How To Speed Up Your DSL Broadband Throughput

Twenty-eight million homes in the United States subscribe to broadband DSL. Most DSL subscribers should expect to receive about ninety percent of the speed offered under their DSL service plan. A substantial number of households, however, pay for much higher DSL speeds than they actually experience. Using an inexpensive pots-splitter at the location the telephone line enters the house, many people have doubled, tripled, and even quadrupled their broadband DSL speed without paying more in service fees.

What DSL Technicians Know

Although the telephone company has many tools to troubleshoot problems with their lines and equipment, they cannot help you much with the phone wiring in your home. A weak DSL signal inside your home can be caused by long wire lengths, poor connections, multiple wires, multiple connectors, improper grounding and other variables. Your DSL speed will be better if you eliminate these issues. DSL modems are good at working around noise on the line, but do so at the expense of top download speed and latency (delay). DSL technicians tell us that many line problems originate from bad inside wiring, so splitting the DSL signal from the telephone line as early as possible would certainly eliminate this problem.

DSL Pots Splitters are the Key

To do that, you can install an inexpensive pots-splitter where the telephone line enters your home or garage at the box called the Network Interface Device (NID). By installing a pots-splitter at the NID, the DSL signal from the telephone company to your modem is as short and uncluttered as possible. No longer does the DSL signal wind through your home over internal phone wiring — even though most telephone company installation instructions tell you to do that. Why do they recommend that? Because installing pots-splitters yourself inside the home saves the telephone company the expense of making a trip to do the installation right. Those “pigtail” pots-splitters you self-install don’t offer the optimum DSL signal path. The excess in-house line length, the phone jacks and the additional phone equipment in your home all contribute to noise and attenuation of the DSL signal — and therefore slower speeds.

Make DSL Troubleshooting Easier

Instead, to achieve the shortest, cleanest connection, you should buy a pots-splitter and put your DSL modem next to the pots-splitter at the NID. By installing the pots-splitter at your NID, you keep your home telephone wiring out of the DSL signal path, and consequently your line condition is now the responsibility of the telephone company. The telephone company can then easily use their central equipment to monitor and troubleshoot the condition of the DSL line to your home. They otherwise cannot do the best job troubleshooting the line if the DSL signal also runs through your house. With the DSL signal terminating at the NID, they have no excuse to deliver speeds less than the one offered under your service plan.

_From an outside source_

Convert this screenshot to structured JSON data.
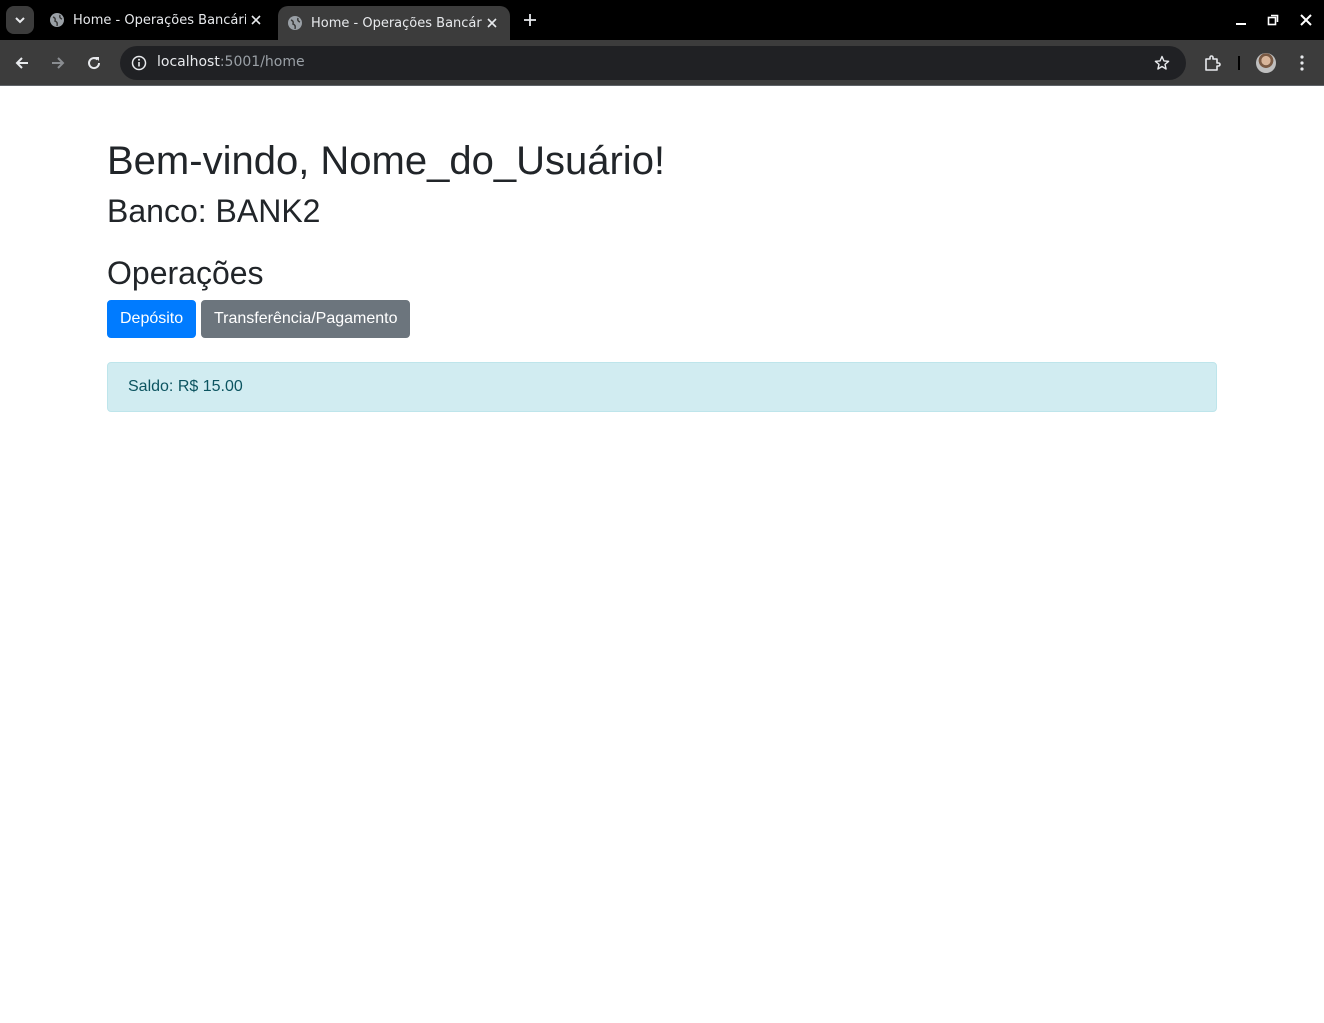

If the speed is much less than promised, ask your telephone company to fix their line until it comes close to the DSL rate offered under your service plan.

Finish with Wireless Router

Once you’ve installed your pots-splitter and modem next to the NID, you also need to install your Ethernet router there too. You might wonder how to use your computer when the Ethernet router is in the garage. There are a couple of solutions. You can use a wireless router, many of which offer exceptional range, or use HomePlug devices. Although these add a little cost, your improved DSL access speed should be worth it. If your wireless Ethernet connection is blocked by the walls, wireless extenders and HomePlug devices offered by many vendors provide a fast, reliable Ethernet connection to any room in your home.

John Koenig is the founder of Compute Media and designer of Patent Studio. You can follow him on Twitter @johnkoenig.